You probably already have some things in your kitchen that can speed your recovery from Lyme.  If you are already being treated, there are small things that are supposed to help support those antibiotics, according to some.  Manuka honey or raw honey converts to food grade hydrogen peroxide when ingested.  This will help to kill off some of the bad bacteria. Organic yogurt will help to replace the good bacteria lost in your gut while taking antibiotics.  Throw in some blueberries or walnuts for extra nutrition, brain health, and flavor.  My tummy feels much better if I eat yogurt at least twice a day.  Pure maple syrup contains ingredients that are shown to boost the effectiveness of antibiotics, so add that to your yogurt or oatmeal for a flavor boost.  Turmeric, garlic,and cayenne pepper spices are anti inflammatory and can help with joint pains.  Season your foods with these three spices.  Ginger will help an upset stomach.  I like to drink a ginger pro biotic tea when the antibiotics upset my digestive tract.  It is available in most grocery stores.  Lemon juice and water can help prevent the side effects of a herx reaction.  The herx reaction can be very painful and worsen symptoms.  A teaspoon of Baking soda and water can also help with the herx reaction. Small dietary changes like these have had a huge impact on my recovery from Lyme disease.  These changes are the least expensive way that I have been able to speed recovery from this illness.

Thursday, May 7, 2015

Herxing With Lyme

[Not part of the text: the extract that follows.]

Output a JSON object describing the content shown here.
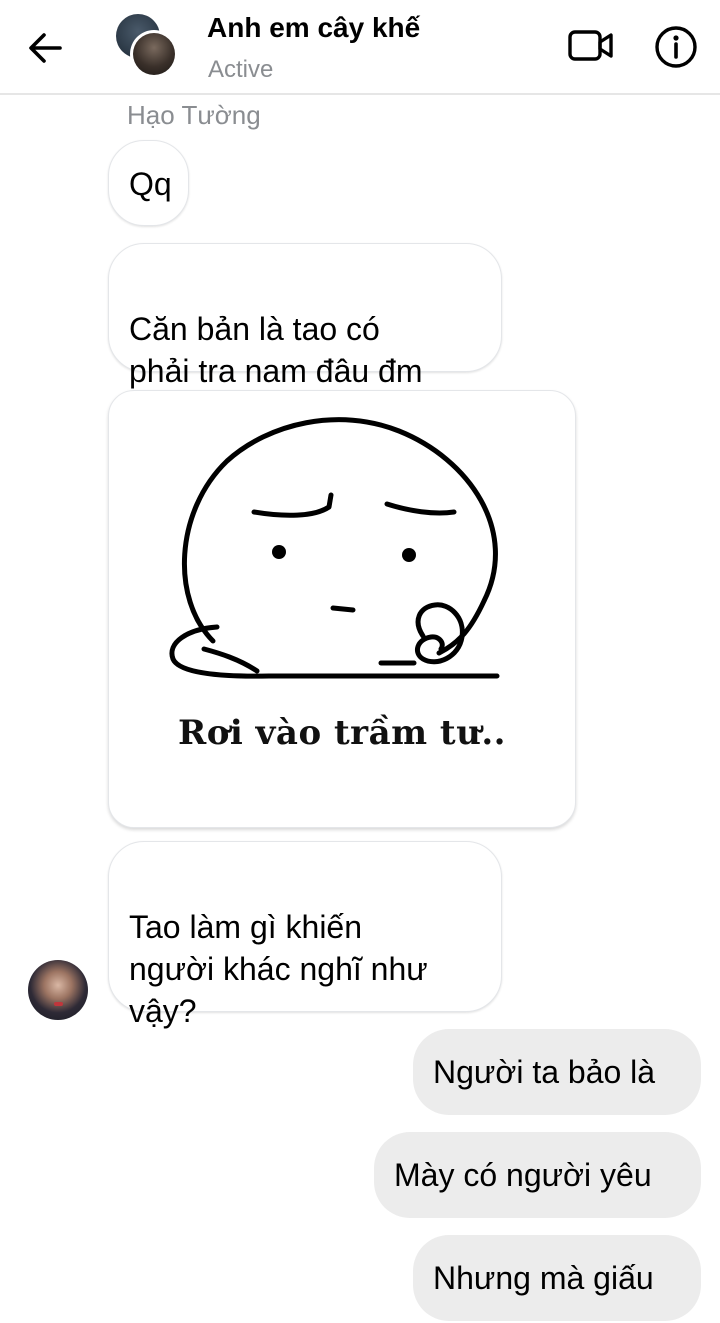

What is herxing?  The first time that I heard that word, I thought that it sounded made up.  Come to think of it, a lot of things about this disease sound pretty impossible.  But herxing is a symptom of Lyme disease.  The bacteria that cause Lyme disease produce a toxin that is poison to your neurological system.  This toxin is especially severe when the bacteria die off during treatment with antibiotics.  In other words, when the bacteria die off , you will actually feel more severe pain and other symptoms (in stead of feeling better). This is a temporary condition that may last for several weeks.  You may be experiencing new symptoms as the bacteria die off and your body becomes overwhelmed by this toxin overload to your organs.

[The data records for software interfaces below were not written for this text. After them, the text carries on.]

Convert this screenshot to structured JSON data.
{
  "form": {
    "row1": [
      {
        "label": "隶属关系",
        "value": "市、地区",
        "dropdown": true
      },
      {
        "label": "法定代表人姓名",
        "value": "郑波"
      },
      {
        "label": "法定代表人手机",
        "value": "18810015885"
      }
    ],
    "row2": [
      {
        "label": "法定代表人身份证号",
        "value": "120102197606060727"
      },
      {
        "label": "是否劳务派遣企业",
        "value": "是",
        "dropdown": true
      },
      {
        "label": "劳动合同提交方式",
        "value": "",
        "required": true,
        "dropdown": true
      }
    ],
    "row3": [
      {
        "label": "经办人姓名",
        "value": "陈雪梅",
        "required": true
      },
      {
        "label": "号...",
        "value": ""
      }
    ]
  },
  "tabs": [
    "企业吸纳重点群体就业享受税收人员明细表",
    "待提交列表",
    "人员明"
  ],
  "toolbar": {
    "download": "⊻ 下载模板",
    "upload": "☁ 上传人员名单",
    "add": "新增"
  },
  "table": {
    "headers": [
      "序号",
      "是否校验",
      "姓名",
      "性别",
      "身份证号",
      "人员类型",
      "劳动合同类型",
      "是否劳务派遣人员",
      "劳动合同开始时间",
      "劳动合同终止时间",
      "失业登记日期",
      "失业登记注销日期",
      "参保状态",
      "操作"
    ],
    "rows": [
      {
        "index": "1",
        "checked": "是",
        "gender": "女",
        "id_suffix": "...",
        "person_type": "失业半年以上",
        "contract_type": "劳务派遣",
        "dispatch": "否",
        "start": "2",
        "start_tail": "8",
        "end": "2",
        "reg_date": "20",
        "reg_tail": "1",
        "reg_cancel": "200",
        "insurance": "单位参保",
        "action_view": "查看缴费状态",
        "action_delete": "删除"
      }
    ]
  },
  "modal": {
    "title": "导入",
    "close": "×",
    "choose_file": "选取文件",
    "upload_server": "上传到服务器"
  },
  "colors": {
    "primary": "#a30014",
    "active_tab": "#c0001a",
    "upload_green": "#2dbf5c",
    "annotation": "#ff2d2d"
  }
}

There are some things that can help your body and lighten this toxin overload.  Warm water soaks with a combination of baking soda, Epsom salts, and hydrogen peroxide can ease aching muscles. Fish oil supplements can help tendons, joints, and nerves.  Alka-seltzer Gold can neutralize some of the toxic effects and lesson the symptoms.  Lemon juice and water first thing in the morning will help with the morning stiffness.  A small dose of children's liquid allergy medicine can help with sleep issues as well as with histimines.

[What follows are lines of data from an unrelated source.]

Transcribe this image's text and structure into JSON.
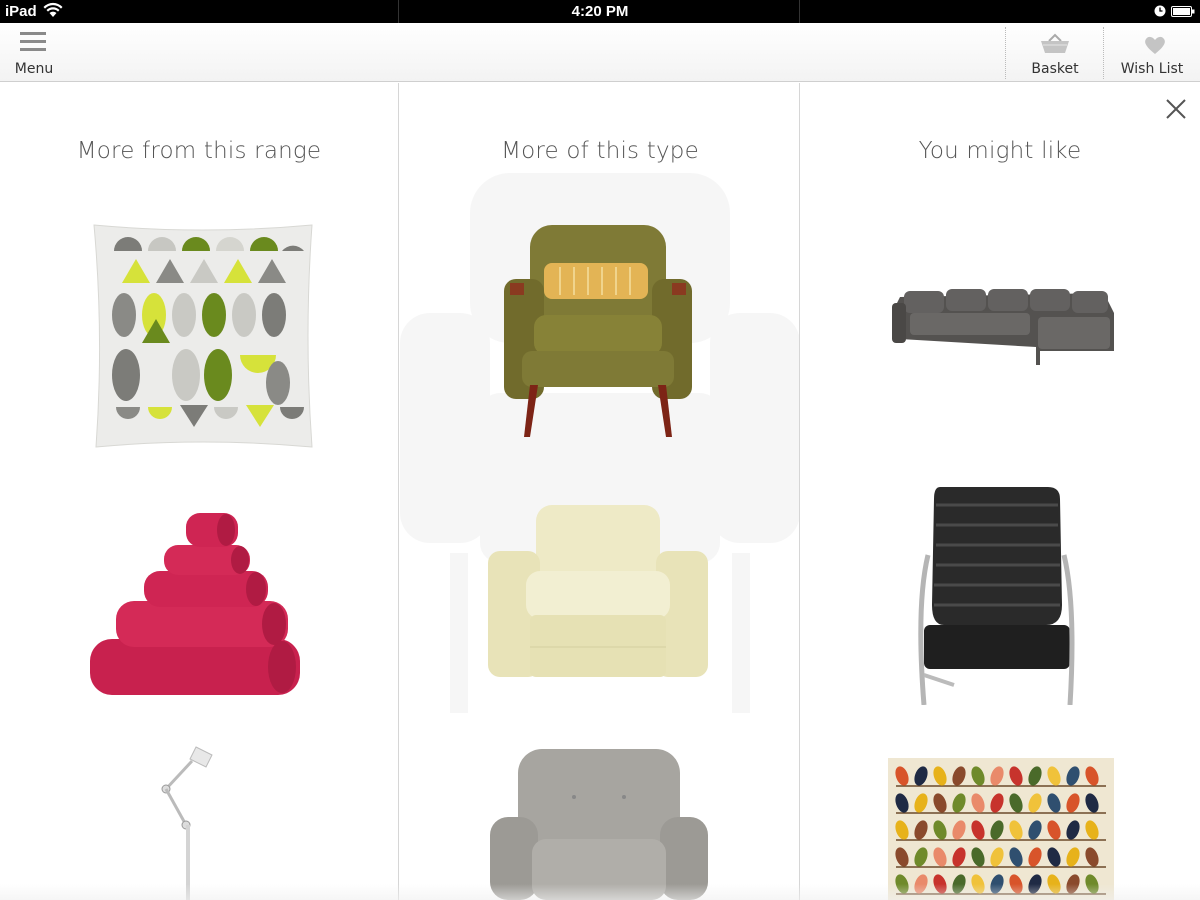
{
  "status_bar": {
    "device": "iPad",
    "time": "4:20 PM"
  },
  "nav": {
    "menu_label": "Menu",
    "basket_label": "Basket",
    "wishlist_label": "Wish List"
  },
  "columns": [
    {
      "title": "More from this range",
      "products": [
        {
          "icon": "patterned-cushion"
        },
        {
          "icon": "pink-towel-stack"
        },
        {
          "icon": "white-floor-lamp"
        }
      ]
    },
    {
      "title": "More of this type",
      "products": [
        {
          "icon": "green-armchair"
        },
        {
          "icon": "cream-armchair"
        },
        {
          "icon": "grey-armchair"
        }
      ]
    },
    {
      "title": "You might like",
      "products": [
        {
          "icon": "grey-corner-sofa"
        },
        {
          "icon": "black-leather-lounge-chair"
        },
        {
          "icon": "multicolour-leaf-rug"
        }
      ]
    }
  ],
  "colors": {
    "status_bar_bg": "#000000",
    "title_text": "#555555",
    "divider": "#d6d6d6"
  }
}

For me, this kind of pain was horrible at night.  It was excruciating.  Just when I wanted to sleep, the pain would get worse.  It would often wake me from a sound sleep.  In the morning, it was more pain and stiffness.  A hot shower brought temporary relief.  It took forever to dress myself, and I sometimes needed help just to pull a shirt over my head or put on shoes.  I couldn't turn the doorknob to leave the house without help.  I was constantly dropping things because my hands would suddenly let go without warning.  I felt like a 90 year old lady.  I swelled up like a balloon.  I had swollen lymph nodes throughout my body.  I started to gain weight due to fluid retention.  I had cellulite forming on my arms legs and belly due to this toxic build up.  My eyes where rimmed in red swelling.  My feet swelled and I could barely walk. It felt as if I was dying.

Somehow, I made it through all of that, and now I am improving.  I still get tired.  I am not completely well or symptom-free yet.